The state House of Representatives yesterday rejected a measure that would have abolished the death penalty in Connecticut. The bill was brought partly in response to the looming execution of serial killer Michael Ross, who is due to be put to death by lethal injection on May 11th. The failure of the bill is not surprising; death penalty abolitionists admitted long before the measure came to the floor that they didn't have the votes to pass it.
Not surprisingly, the emotional debate was at times less about the death penalty than it was about Michael Ross himself:
Speaker after speaker stood to enumerate Ross' crimes, including Rep. Steve Mikutel, D-Griswold, who represents the families of Ross' two youngest victims, 14-year-olds Leslie Shelley and April Brunais, whom he abducted and strangled in 1984. (Mann)
Ross is the perfect execution candidate: his crimes were clear and heinous, the evidence against him is overwhelming, and he has no further wish to live. It's very hard to show him mercy, considering the horrifying acts he's committed.
“Who are the barbarians here?” Mikutel said, his voice rising. “Are we the barbarians because we want to execute the cold-blooded killers? ... Who really is the uncivilized person here?”
Picking up on a theme employed by others, Mikutel compared murderers like Ross and the others on death row to terrorists, and said they should be similarly condemned.
“The threat to society is the same,” he said. “They are enemies of the state and they deserve to die.” (Mann)
"For 20 years, [families of Ross's victims] have waited for justice," said Rep. Lawrence Cafero, R-Norwalk. "This is not about vengeance, this is about justice." (Pazniokas)
Opponents of the death penalty made similarly emotional arguments, to little avail.
"I believe in the words 'Thou Shalt Not Kill,' under any circumstance," [State Rep. William Dyson, D-New Haven] said in pleading for his colleagues to support the repeal measure. "I believe in it, I believe in it, I believe in it." (Hackett)
Rep. Michael P. Lawlor, D-East Haven, the co-chairman of the judiciary committee, urged the House to remove Connecticut's singular status in the Northeast: It is the only state from New Jersey to Maine with prisoners on death row. (Pazniokas)
Is this the heart of the matter... that we're going to be alone in our cultural zone in performing executions? Does this make us more like... them? Do we want to be in the same club as Texas, Florida and much of the rest of the nation? Is this why we're so squeamish?
The death penalty, much like abortion and the current row over Terri Schiavo, is an emotional issue at its core, and therefore a very difficult one to deal with in a rational manner. Studies show that executions don't seem to deter crime, and it has recently come to light that many people who have been executed may have been innocent. The justice system, flawed as it is, some say, should not impose a punishment so final that it can't be undone. Yet death penalty supporters don't waver, because they believe that to let a vicious killer like Ross live is far too kind to them:

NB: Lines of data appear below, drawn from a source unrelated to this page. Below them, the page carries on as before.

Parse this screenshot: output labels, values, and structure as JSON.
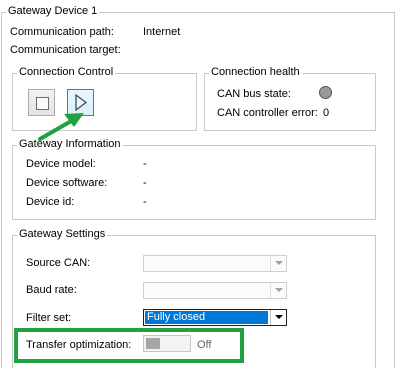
{
  "gateway_group": {
    "title": "Gateway Device 1",
    "communication_path_label": "Communication path:",
    "communication_path_value": "Internet",
    "communication_target_label": "Communication target:"
  },
  "connection_control": {
    "title": "Connection Control",
    "stop_icon": "stop-square-icon",
    "play_icon": "play-triangle-icon"
  },
  "connection_health": {
    "title": "Connection health",
    "can_bus_state_label": "CAN bus state:",
    "can_controller_error_label": "CAN controller error:",
    "can_controller_error_value": "0",
    "status_indicator_color": "#9a9a9a"
  },
  "gateway_information": {
    "title": "Gateway Information",
    "device_model_label": "Device model:",
    "device_model_value": "-",
    "device_software_label": "Device software:",
    "device_software_value": "-",
    "device_id_label": "Device id:",
    "device_id_value": "-"
  },
  "gateway_settings": {
    "title": "Gateway Settings",
    "source_can_label": "Source CAN:",
    "source_can_value": "",
    "baud_rate_label": "Baud rate:",
    "baud_rate_value": "",
    "filter_set_label": "Filter set:",
    "filter_set_value": "Fully closed",
    "transfer_optimization_label": "Transfer optimization:",
    "transfer_optimization_state": "Off"
  },
  "annotations": {
    "highlight_color": "#22a043",
    "arrow_color": "#22a043"
  }
}
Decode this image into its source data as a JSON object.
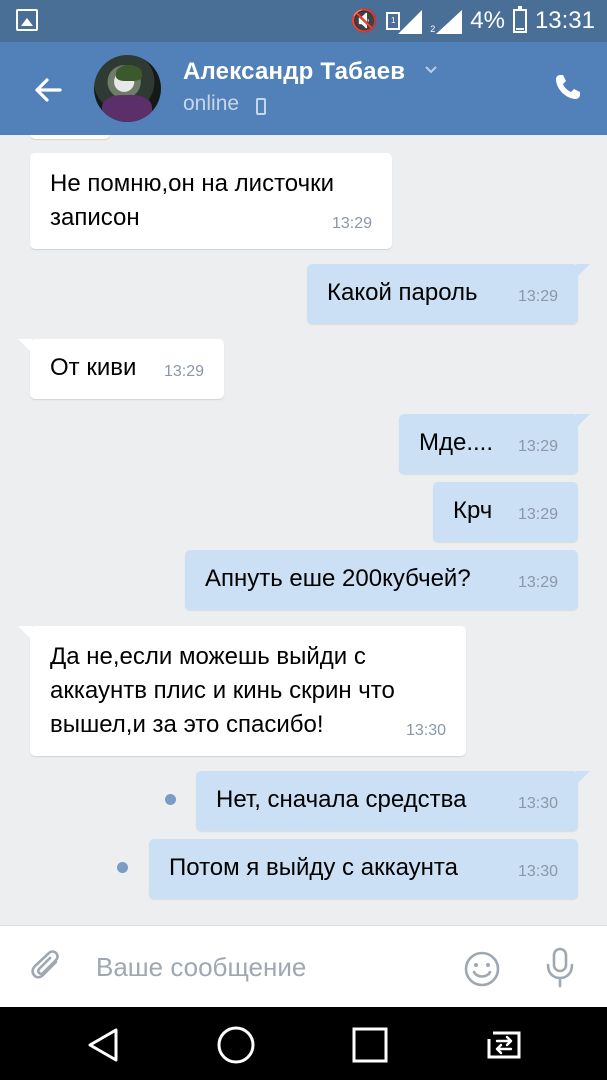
{
  "status_bar": {
    "battery": "4%",
    "time": "13:31",
    "network": "4G+"
  },
  "header": {
    "name": "Александр Табаев",
    "status": "online"
  },
  "messages": [
    {
      "text_lines": [
        "Не помню,он на листочки",
        "записон"
      ],
      "time": "13:29",
      "direction": "in"
    },
    {
      "text_lines": [
        "Какой пароль"
      ],
      "time": "13:29",
      "direction": "out"
    },
    {
      "text_lines": [
        "От киви"
      ],
      "time": "13:29",
      "direction": "in"
    },
    {
      "text_lines": [
        "Мде...."
      ],
      "time": "13:29",
      "direction": "out"
    },
    {
      "text_lines": [
        "Крч"
      ],
      "time": "13:29",
      "direction": "out"
    },
    {
      "text_lines": [
        "Апнуть еше 200кубчей?"
      ],
      "time": "13:29",
      "direction": "out"
    },
    {
      "text_lines": [
        "Да не,если можешь выйди с",
        "аккаунтв плис и кинь скрин что",
        "вышел,и за это спасибо!"
      ],
      "time": "13:30",
      "direction": "in"
    },
    {
      "text_lines": [
        "Нет, сначала средства"
      ],
      "time": "13:30",
      "direction": "out",
      "unread": true
    },
    {
      "text_lines": [
        "Потом я выйду с аккаунта"
      ],
      "time": "13:30",
      "direction": "out",
      "unread": true
    }
  ],
  "compose": {
    "placeholder": "Ваше сообщение"
  },
  "colors": {
    "header": "#5181b8",
    "status_bar": "#4a6f96",
    "outgoing_bubble": "#cce0f5",
    "incoming_bubble": "#ffffff",
    "chat_background": "#edeef0"
  },
  "icons": [
    "back-arrow-icon",
    "phone-icon",
    "mobile-icon",
    "attach-icon",
    "emoji-icon",
    "mic-icon",
    "nav-back-icon",
    "nav-home-icon",
    "nav-recents-icon",
    "nav-switch-icon"
  ]
}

[Rep. Alfred Adinolfi's (R-Cheshire)] eyes filled with tears as he described the murder, more than 30 years ago, of a beloved nephew, and his voice shook.
“I would vote to do away with the death penalty,” he said, “if we could come up with a more severe punishment.” (Mann)
In the end, the measure failed, despite coming closer to passing than any other similar bill has. It may be a long time indeed before Connecticut abolishes the death penalty, if it ever does. And, in a little under a month, Michael Ross will die at the hands of the state. His strange part in this, at least, will finally be done.
Pazniokas, Mark. "Death Penalty Survives". Hartford Courant 31 March 2005.
Mann, Ted. "House Upholds Death Penalty". New London Day 31 March 2005.
Hackett, Ray. "Death debate dies in House". Norwich Bulletin 31 March 2005.